What is in a console name ?

Remember the good old days when each generational system from Sega and Nintendo had its own unique name. There was the Master System, NES, Mega Drive (Genesis), SNES, Saturn and the N64 to name a few.

That all stopped when the new boys started to play, Sony and Microsoft. Both companies saw the potential and had strategies in place to create a gaming brand and then ensured that their brand would be at the centre of every generational model they produced.


Sony kicked off the uninspiring console naming convention when they released their second generational console, the Playstation 2. The Playstation and Microsoft’s XBox brands are huge business. The goodwill built into these brand names are almost on par with Coca Cola’s Coke brand.

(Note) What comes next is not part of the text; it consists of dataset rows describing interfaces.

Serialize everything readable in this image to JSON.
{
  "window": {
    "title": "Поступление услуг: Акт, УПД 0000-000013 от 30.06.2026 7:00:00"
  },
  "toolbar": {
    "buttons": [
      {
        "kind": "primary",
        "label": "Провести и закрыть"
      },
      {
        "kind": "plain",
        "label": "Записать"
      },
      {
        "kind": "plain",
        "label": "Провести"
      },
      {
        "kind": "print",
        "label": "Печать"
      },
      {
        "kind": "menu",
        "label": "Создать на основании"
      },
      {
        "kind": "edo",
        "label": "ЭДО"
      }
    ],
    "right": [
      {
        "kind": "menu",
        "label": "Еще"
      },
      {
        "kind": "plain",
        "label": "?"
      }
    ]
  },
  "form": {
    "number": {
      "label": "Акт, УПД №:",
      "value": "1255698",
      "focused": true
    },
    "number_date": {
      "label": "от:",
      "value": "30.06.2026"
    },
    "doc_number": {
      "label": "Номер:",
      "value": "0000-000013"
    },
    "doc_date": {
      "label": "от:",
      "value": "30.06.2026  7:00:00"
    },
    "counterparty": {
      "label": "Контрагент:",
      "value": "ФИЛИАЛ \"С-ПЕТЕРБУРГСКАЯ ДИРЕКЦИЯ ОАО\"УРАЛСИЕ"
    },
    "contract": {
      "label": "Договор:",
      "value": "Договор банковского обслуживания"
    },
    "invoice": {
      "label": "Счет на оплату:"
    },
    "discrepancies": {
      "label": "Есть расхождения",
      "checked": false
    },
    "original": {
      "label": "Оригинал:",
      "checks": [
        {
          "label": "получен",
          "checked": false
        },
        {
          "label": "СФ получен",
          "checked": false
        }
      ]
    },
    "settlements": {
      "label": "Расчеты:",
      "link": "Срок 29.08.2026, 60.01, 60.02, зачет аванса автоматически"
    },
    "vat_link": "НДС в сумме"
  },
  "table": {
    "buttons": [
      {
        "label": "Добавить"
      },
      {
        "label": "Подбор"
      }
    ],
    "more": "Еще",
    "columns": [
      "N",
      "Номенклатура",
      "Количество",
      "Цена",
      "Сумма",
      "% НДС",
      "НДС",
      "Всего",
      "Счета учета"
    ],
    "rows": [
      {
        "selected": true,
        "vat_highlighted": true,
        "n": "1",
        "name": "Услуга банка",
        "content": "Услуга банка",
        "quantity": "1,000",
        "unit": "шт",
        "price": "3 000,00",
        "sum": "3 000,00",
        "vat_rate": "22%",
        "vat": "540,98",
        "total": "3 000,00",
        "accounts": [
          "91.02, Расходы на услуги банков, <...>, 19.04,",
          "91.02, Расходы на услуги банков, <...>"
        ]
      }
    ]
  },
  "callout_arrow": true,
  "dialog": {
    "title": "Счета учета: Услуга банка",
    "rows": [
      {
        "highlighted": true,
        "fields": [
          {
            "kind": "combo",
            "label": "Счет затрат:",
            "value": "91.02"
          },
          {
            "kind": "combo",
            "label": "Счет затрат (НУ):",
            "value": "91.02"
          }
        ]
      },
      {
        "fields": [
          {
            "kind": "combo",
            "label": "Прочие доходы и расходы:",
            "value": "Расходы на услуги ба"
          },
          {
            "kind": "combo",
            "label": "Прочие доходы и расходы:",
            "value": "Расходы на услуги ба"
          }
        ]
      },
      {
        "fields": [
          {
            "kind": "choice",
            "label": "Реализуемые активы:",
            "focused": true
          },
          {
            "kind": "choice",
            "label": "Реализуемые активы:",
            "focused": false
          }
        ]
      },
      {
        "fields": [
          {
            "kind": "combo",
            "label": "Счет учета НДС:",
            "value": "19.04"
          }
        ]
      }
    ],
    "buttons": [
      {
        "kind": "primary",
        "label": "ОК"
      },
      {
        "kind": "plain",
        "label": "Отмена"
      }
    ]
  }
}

What was disappointing to see, was that the once king of the video gaming domain, Nintendo, following suit and calling their next gen system the Wii U. I mean, how uninspiring is that ! They probably thought, if you can’t beat them, join them.

I hear gamers grumbling about Commodore using a numbering system in their model names. At least Commodore had a purpose. The numbering was to inform the buyer how much memory (RAM) the system had. So, the purpose was built into their naming convention. Heck, even NEC had differing names for their systems, but lets not open that can of worms.

Perhaps I am intoxicated by nostalgia, but I do miss the days when each video gaming system had its own unique name. Sony, Microsoft and Nintendo, please take note !



  1. amonitelab says:

    I think it’s also because times have changed and Super Playstation would not sound as cool as Super Nintendo (that’s a bad example). But i agree that it all sounds a bit dull and is unimaginative just changing a number or adding a letter at the end of the original console’s name.


  1. […] credit where it’s due, this post was originally inspired by a post on the Australian Retro Gamer site. Check ‘em […]